David Hume (d. 1776) was arguably the greatest skeptic. He certainly is the most well-known and systematic of the historical skeptics, and set the stage for all modern critics of Christianity. Many, if not all, of the skeptical arguments leveled against Christian truth claims have their origin in David Hume.
In chapter 10 of Hume’s Inquiry Concerning Human Understanding, he argues in several lines of reasoning that the miracle accounts in the Bible should not be trusted. Here we will deal with but a couple of Hume’s claims:
- Hume says the following holds true:
- Things which are most usual are most probable.
- We should believe that which has the greatest number of past observations.
- Miracle stories have the least number of past observations and are the least probable.
- Therefore we should not believe miracles.
- The next is very similar:
- What is repeatedly experienced is what always happens.
- We never see fantastic miracles in our day.
- Therefore miracles did not happen in the past.
In these instances Hume is guilty of adding together evidence as if they were a math formula. He is saying that if we have 999 observations where a miracle did not happen, then it would prove that the one instance where someone claimed to see a miracle, it is false. But we are not measuring all the instances where something did not occur; what is important is whether in the one instance, a miracle happened or not.
Further, the definition of a miracle is not that it happens regularly, but that it is rare. If miracles happened routinely, they would not be called miracles. Perhaps they would be called ‘regulars’ or not noticed at all due to their being so common. By definition, miracles are rare, and therefore cannot be disproved by counting all the times where they did not occur.
Still further, Hume is guilty of a circular reasoning, a logical fallacy. He assumes the conclusion in the premises, then uses the premise to make a conclusion. In the second example above, he is saying, in effect, that: ‘we never see miracles, therefore we never see miracles.’ As C. S. Lewis rightly observed:
Now of course we must agree with Hume that if there is absolutely ‘uniform experience’ against miracles, if in other words they have never happened, why then they never have. Unfortunately we know the experience against them to be uniform only if we know that all the reports of them are false. And we can know all the reports to be false only if we know already that miracles have never occurred. In fact, we are arguing in a circle.

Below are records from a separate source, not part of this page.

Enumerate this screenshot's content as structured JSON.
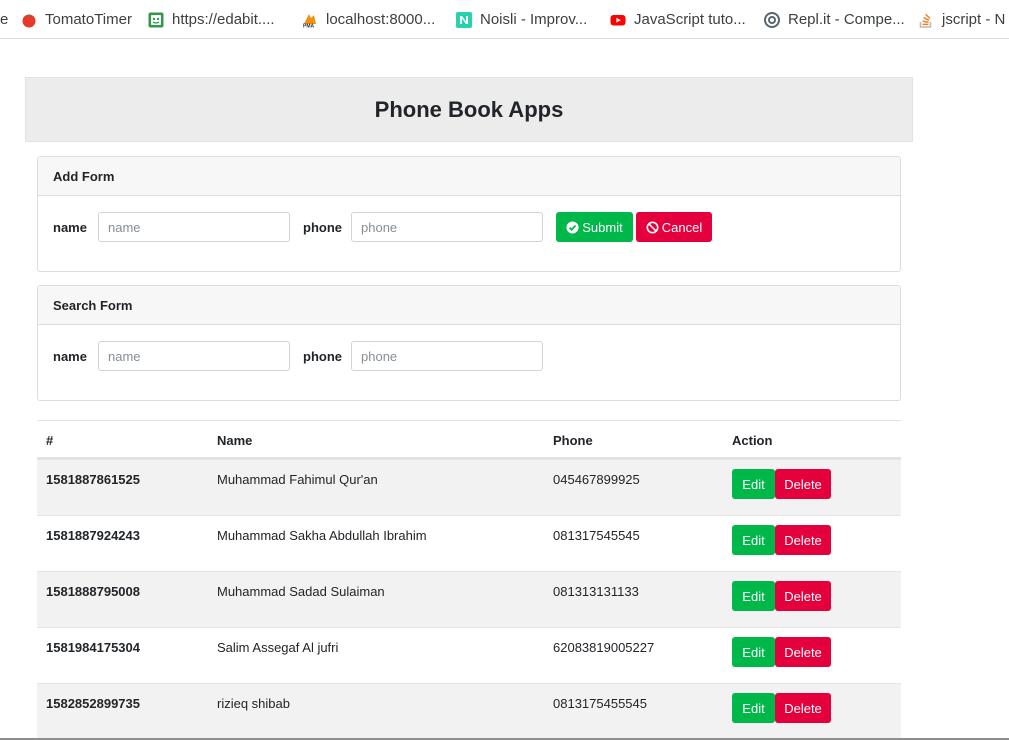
{
  "bookmarks": [
    {
      "label": "e",
      "icon": "partial-icon"
    },
    {
      "label": "TomatoTimer",
      "icon": "tomato-icon"
    },
    {
      "label": "https://edabit....",
      "icon": "edabit-icon"
    },
    {
      "label": "localhost:8000...",
      "icon": "pma-icon"
    },
    {
      "label": "Noisli - Improv...",
      "icon": "noisli-icon"
    },
    {
      "label": "JavaScript tuto...",
      "icon": "youtube-icon"
    },
    {
      "label": "Repl.it - Compe...",
      "icon": "replit-icon"
    },
    {
      "label": "jscript - N",
      "icon": "stackoverflow-icon"
    }
  ],
  "app": {
    "title": "Phone Book Apps"
  },
  "add_form": {
    "title": "Add Form",
    "name_label": "name",
    "name_placeholder": "name",
    "phone_label": "phone",
    "phone_placeholder": "phone",
    "submit_label": "Submit",
    "cancel_label": "Cancel"
  },
  "search_form": {
    "title": "Search Form",
    "name_label": "name",
    "name_placeholder": "name",
    "phone_label": "phone",
    "phone_placeholder": "phone"
  },
  "table": {
    "headers": [
      "#",
      "Name",
      "Phone",
      "Action"
    ],
    "rows": [
      {
        "id": "1581887861525",
        "name": "Muhammad Fahimul Qur'an",
        "phone": "045467899925",
        "edit": "Edit",
        "delete": "Delete"
      },
      {
        "id": "1581887924243",
        "name": "Muhammad Sakha Abdullah Ibrahim",
        "phone": "081317545545",
        "edit": "Edit",
        "delete": "Delete"
      },
      {
        "id": "1581888795008",
        "name": "Muhammad Sadad Sulaiman",
        "phone": "081313131133",
        "edit": "Edit",
        "delete": "Delete"
      },
      {
        "id": "1581984175304",
        "name": "Salim Assegaf Al jufri",
        "phone": "62083819005227",
        "edit": "Edit",
        "delete": "Delete"
      },
      {
        "id": "1582852899735",
        "name": "rizieq shibab",
        "phone": "0813175455545",
        "edit": "Edit",
        "delete": "Delete"
      }
    ]
  },
  "colors": {
    "success": "#00b74a",
    "danger": "#e4003c",
    "header_bg": "#ececec"
  }
}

In the end, Hume worshiped at the alter of reason and was broken upon it. His arguments did not disprove the Bible, and in the end, Hume was an interesting footnote in the history of philosophy. Hume would have done well to read the Bible for what it is, an eyewitness account.